... what really disturbs me is the sight of so many journalists acting like insiders. ... . But I do subscribe to the ideal of journalism as fundamentally responsible to readers, not to the governments, businesses or organizations they cover. When it comes to the policy process, we're ultimately supposed to be outsiders, not insiders. ...There are of course journalists who only deal with outsiders -- whistle-blowers and activists who are at war with some institution. But this introduces the mirror-image problem, because now you know all about the problems that the whistle-blowers are concerned about and don't understand anything about why the organization does what it does. All journalists are to some extent captured by their sources, whoever they are, simply because that's where we get our information, and the information we get is always shaped by someone else's agenda. But I think you can understand that without embracing it; you fight it as best as you can, with broad sourcing and a soupcon of skepticism about everything you are told.

All of which is to say that on every story we report, we should always be the outsiders; most important, we should always, always identify with our readers over the insider experts. That doesn't mean we can't root for a political party, or a policy, or a company. We are customers and citizens as well as writers, and we have a rooting interest in our own society. But it does mean that we should not think of ourselves as part of the policy elite; we should identify ourselves with our readers, who are not only less informed than the insiders, but also less informed than we are. "

I'm trying and failing to think of the name of one mainstream media celebrity journalist who takes this approach to climate insiders.
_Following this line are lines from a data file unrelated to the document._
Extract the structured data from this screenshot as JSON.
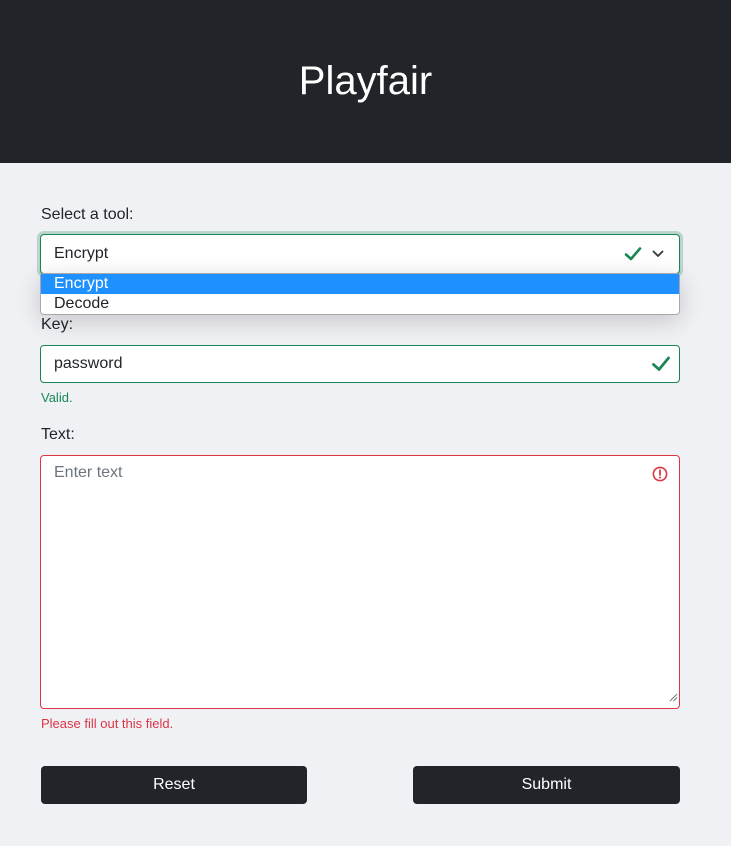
{
  "header": {
    "title": "Playfair"
  },
  "tool_select": {
    "label": "Select a tool:",
    "value": "Encrypt",
    "options": [
      "Encrypt",
      "Decode"
    ],
    "status_icon": "check-icon",
    "chevron_icon": "chevron-down-icon"
  },
  "key_field": {
    "label": "Key:",
    "value": "password",
    "status_icon": "check-icon",
    "feedback": "Valid."
  },
  "text_field": {
    "label": "Text:",
    "placeholder": "Enter text",
    "value": "",
    "status_icon": "exclamation-circle-icon",
    "feedback": "Please fill out this field."
  },
  "buttons": {
    "reset_label": "Reset",
    "submit_label": "Submit"
  },
  "colors": {
    "header_bg": "#212529",
    "page_bg": "#f0f1f5",
    "valid": "#198754",
    "invalid": "#dc3545",
    "option_highlight": "#1e90ff",
    "button_bg": "#212529"
  }
}
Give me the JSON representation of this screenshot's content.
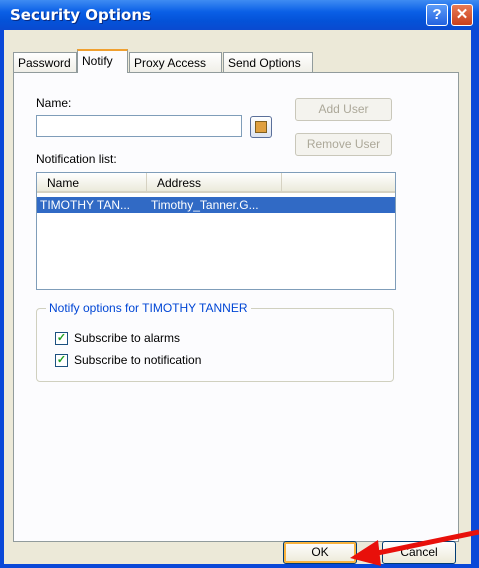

Any suggestions?

Nov 20, 2014 at 5:34 PM | Unregistered Commenterpouncer

None. But then, should any mainstream media celebrity journalist take this approach, I suggest that they would very quickly no longer be a mainstream media celebrity journalist. As most of them are smart enough to see this, none of them are prepared to fall on their pens. The truth comes a lowly second to the bank-balance.

Nov 20, 2014 at 9:04 PM | Registered CommenterRadical Rodent

David Rose comes to mind as does Chris Booker. I know a few US names but they don't consistently report on climate issues. I'm surely forgetting names!

Nov 21, 2014 at 1:05 AM | Registered Commentershub

The author, Megan McArdle, has written at least a few non-insider things about climate herself. Anyone remember her excellent article on the Gleick/Heartland affair? Describing the fake memo, it had this great description:

Basically, it reads like it was written from the secret villain lair in a Batman comic. By an intern.

Nov 21, 2014 at 9:46 AM | Registered CommenterJeremy Harvey